- Assure your partner that you will return to the conversation when you're both ready. This is not an excuse to permanently avoid dealing with the issue. During your time out, do something soothing or calming like listening to music, reading a magazine or whatever works for you. Try taking several slow, deep breaths.

- Address your fear/s of what will happen if you express your thoughts and feelings directly to your partner.

Need some more antidotes for these problem behaviours? Here are some suggestions:

- Speak respectfully even when angry.

- Validate what your partner is saying: let your partner know what makes sense to you about what they are saying.

- Practise holding your partner in warm regard even when feeling distant or during a fight. Let go of any unhelpful stories that you are making up.

- Always live up to agreements or renegotiate if you can't.

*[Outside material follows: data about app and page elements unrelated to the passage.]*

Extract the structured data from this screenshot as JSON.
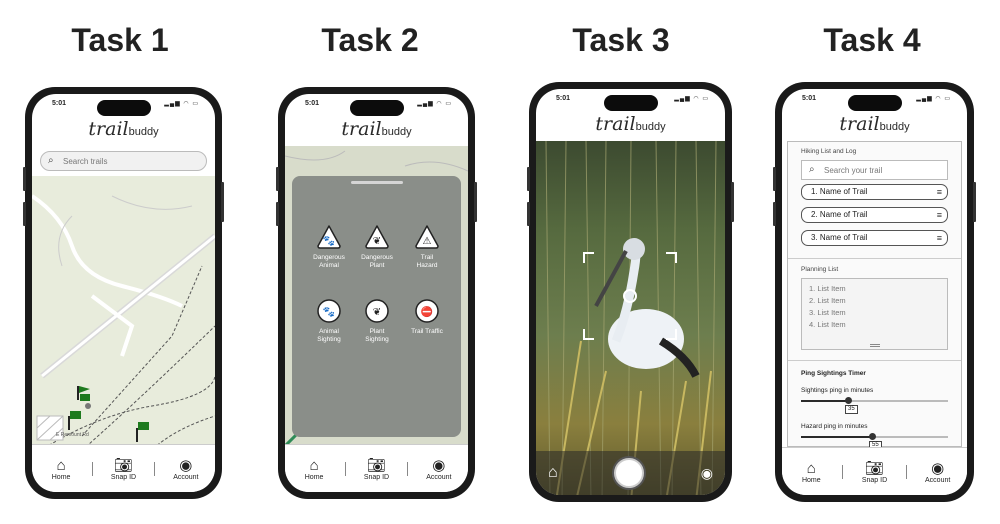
{
  "task_titles": [
    "Task 1",
    "Task 2",
    "Task 3",
    "Task 4"
  ],
  "status": {
    "time": "5:01",
    "icons": "signal wifi battery"
  },
  "logo": {
    "main": "trail",
    "sub": "buddy"
  },
  "tabs": {
    "home": "Home",
    "snap": "Snap ID",
    "account": "Account"
  },
  "task1": {
    "search_placeholder": "Search trails",
    "map_labels": [
      "E Remount Rd"
    ]
  },
  "task2": {
    "categories": [
      {
        "label_line1": "Dangerous",
        "label_line2": "Animal",
        "icon": "paw-warning-icon"
      },
      {
        "label_line1": "Dangerous",
        "label_line2": "Plant",
        "icon": "leaf-warning-icon"
      },
      {
        "label_line1": "Trail",
        "label_line2": "Hazard",
        "icon": "tree-warning-icon"
      },
      {
        "label_line1": "Animal",
        "label_line2": "Sighting",
        "icon": "paw-icon"
      },
      {
        "label_line1": "Plant",
        "label_line2": "Sighting",
        "icon": "leaf-icon"
      },
      {
        "label_line1": "Trail Traffic",
        "label_line2": "",
        "icon": "hiker-icon"
      }
    ]
  },
  "task4": {
    "hiking_title": "Hiking List and Log",
    "search_placeholder": "Search your trail",
    "trails": [
      "1. Name of Trail",
      "2. Name of Trail",
      "3. Name of Trail"
    ],
    "planning_title": "Planning List",
    "planning_items": [
      "1. List Item",
      "2. List Item",
      "3. List Item",
      "4. List Item"
    ],
    "timer_title": "Ping Sightings Timer",
    "sightings_label": "Sightings ping in minutes",
    "sightings_value": "35",
    "sightings_fraction": 0.3,
    "hazard_label": "Hazard ping in minutes",
    "hazard_value": "55",
    "hazard_fraction": 0.45
  },
  "colors": {
    "map_bg": "#e8ecdc",
    "flag": "#1e7a1e",
    "sheet": "#8a8e89"
  }
}
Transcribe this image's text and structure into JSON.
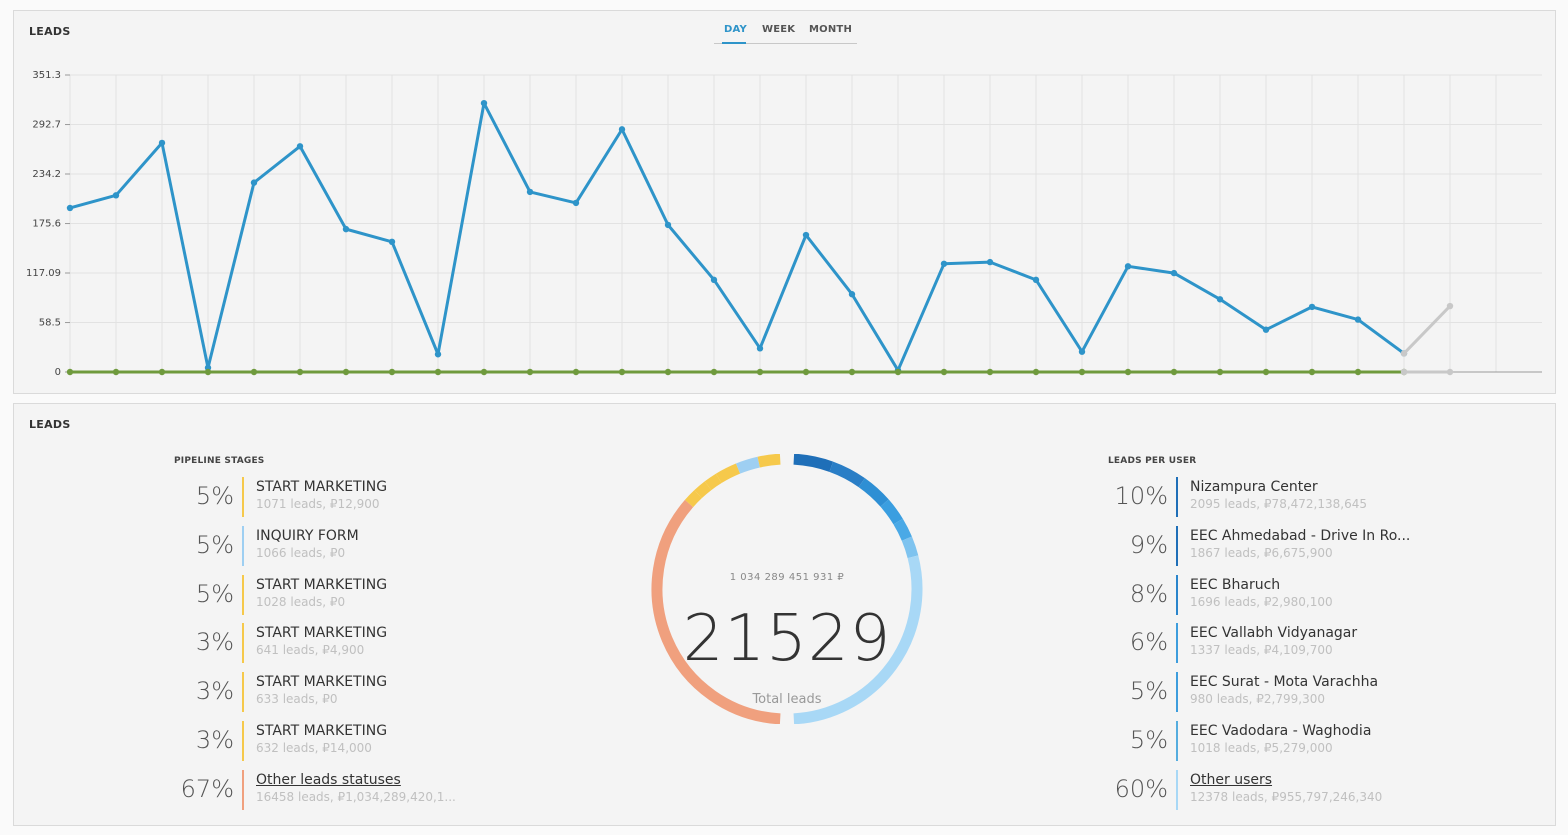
{
  "top_panel": {
    "title": "LEADS",
    "tabs": [
      {
        "label": "DAY",
        "active": true
      },
      {
        "label": "WEEK",
        "active": false
      },
      {
        "label": "MONTH",
        "active": false
      }
    ]
  },
  "chart_data": {
    "type": "line",
    "title": "LEADS",
    "x": [
      1,
      2,
      3,
      4,
      5,
      6,
      7,
      8,
      9,
      10,
      11,
      12,
      13,
      14,
      15,
      16,
      17,
      18,
      19,
      20,
      21,
      22,
      23,
      24,
      25,
      26,
      27,
      28,
      29,
      30,
      31,
      32
    ],
    "ylim": [
      0,
      351.3
    ],
    "y_ticks": [
      "0",
      "58.5",
      "117.09",
      "175.6",
      "234.2",
      "292.7",
      "351.3"
    ],
    "grid": true,
    "series": [
      {
        "color": "#2e94c9",
        "values": [
          194,
          209,
          271,
          5,
          224,
          267,
          169,
          154,
          21,
          318,
          213,
          200,
          287,
          174,
          109,
          28,
          162,
          92,
          2,
          128,
          130,
          109,
          24,
          125,
          117,
          86,
          50,
          77,
          62,
          22
        ]
      },
      {
        "color": "#c8c8c8",
        "values": [
          22,
          78
        ],
        "x_start": 30
      },
      {
        "color": "#6f9a3d",
        "values": [
          0,
          0,
          0,
          0,
          0,
          0,
          0,
          0,
          0,
          0,
          0,
          0,
          0,
          0,
          0,
          0,
          0,
          0,
          0,
          0,
          0,
          0,
          0,
          0,
          0,
          0,
          0,
          0,
          0,
          0
        ]
      },
      {
        "color": "#c8c8c8",
        "values": [
          0,
          0
        ],
        "x_start": 30
      }
    ]
  },
  "bottom_panel": {
    "title": "LEADS",
    "pipeline_label": "PIPELINE STAGES",
    "users_label": "LEADS PER USER",
    "pipeline_stages": [
      {
        "pct": "5%",
        "name": "START MARKETING",
        "sub": "1071 leads, ₽12,900",
        "color": "#f6c94b",
        "link": false
      },
      {
        "pct": "5%",
        "name": "INQUIRY FORM",
        "sub": "1066 leads, ₽0",
        "color": "#9ecff2",
        "link": false
      },
      {
        "pct": "5%",
        "name": "START MARKETING",
        "sub": "1028 leads, ₽0",
        "color": "#f6c94b",
        "link": false
      },
      {
        "pct": "3%",
        "name": "START MARKETING",
        "sub": "641 leads, ₽4,900",
        "color": "#f6c94b",
        "link": false
      },
      {
        "pct": "3%",
        "name": "START MARKETING",
        "sub": "633 leads, ₽0",
        "color": "#f6c94b",
        "link": false
      },
      {
        "pct": "3%",
        "name": "START MARKETING",
        "sub": "632 leads, ₽14,000",
        "color": "#f6c94b",
        "link": false
      },
      {
        "pct": "67%",
        "name": "Other leads statuses",
        "sub": "16458 leads, ₽1,034,289,420,1...",
        "color": "#f0a07e",
        "link": true
      }
    ],
    "leads_per_user": [
      {
        "pct": "10%",
        "name": "Nizampura Center",
        "sub": "2095 leads, ₽78,472,138,645",
        "color": "#1f6fb8",
        "link": false
      },
      {
        "pct": "9%",
        "name": "EEC Ahmedabad - Drive In Ro...",
        "sub": "1867 leads, ₽6,675,900",
        "color": "#1f6fb8",
        "link": false
      },
      {
        "pct": "8%",
        "name": "EEC Bharuch",
        "sub": "1696 leads, ₽2,980,100",
        "color": "#2a85cc",
        "link": false
      },
      {
        "pct": "6%",
        "name": "EEC Vallabh Vidyanagar",
        "sub": "1337 leads, ₽4,109,700",
        "color": "#3d9ddd",
        "link": false
      },
      {
        "pct": "5%",
        "name": "EEC Surat - Mota Varachha",
        "sub": "980 leads, ₽2,799,300",
        "color": "#3d9ddd",
        "link": false
      },
      {
        "pct": "5%",
        "name": "EEC Vadodara - Waghodia",
        "sub": "1018 leads, ₽5,279,000",
        "color": "#55addf",
        "link": false
      },
      {
        "pct": "60%",
        "name": "Other users",
        "sub": "12378 leads, ₽955,797,246,340",
        "color": "#a8d8f6",
        "link": true
      }
    ],
    "donut": {
      "amount": "1 034 289 451 931 ₽",
      "total": "21529",
      "caption": "Total leads",
      "left_segments": [
        {
          "value": 67,
          "color": "#f0a07e"
        },
        {
          "value": 3,
          "color": "#f6c94b"
        },
        {
          "value": 3,
          "color": "#f6c94b"
        },
        {
          "value": 3,
          "color": "#f6c94b"
        },
        {
          "value": 5,
          "color": "#f6c94b"
        },
        {
          "value": 5,
          "color": "#9ecff2"
        },
        {
          "value": 5,
          "color": "#f6c94b"
        }
      ],
      "right_segments": [
        {
          "value": 10,
          "color": "#1f6fb8"
        },
        {
          "value": 9,
          "color": "#2a7ec6"
        },
        {
          "value": 8,
          "color": "#2e8fd4"
        },
        {
          "value": 6,
          "color": "#3a9ee0"
        },
        {
          "value": 5,
          "color": "#4aa9e6"
        },
        {
          "value": 5,
          "color": "#7ec3ef"
        },
        {
          "value": 60,
          "color": "#a8d8f6"
        }
      ]
    }
  }
}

- Make all requests of your partner clear, simple and specific.

- Share compliments, appreciations and praise daily.

- Work on your friendship and building your connection with one another when you're not fighting. The fact is, couples are better at repairing their negative interactions when they basically feel close and connected, and are good friends.

Breaking patterns like this is easier when you are both motivated and committed to change. However, if you and your partner are finding it difficult to replace The Four Horsemen with more loving behaviours, then seeing a couples therapist can help kick-start the use of healthier communication tools and to re-establish intimacy in your relationship.

Couples counselling is however NOT a quick fix. It requires commitment to the therapeutic process and to each other but the hard work eventually pays off!

Here are some resources to get you started:

- Visit Dr John Gottman's website at

- Read Gottman, J. & Silver, N. The Seven Principles For Making Marriage Work. Orion, 1999.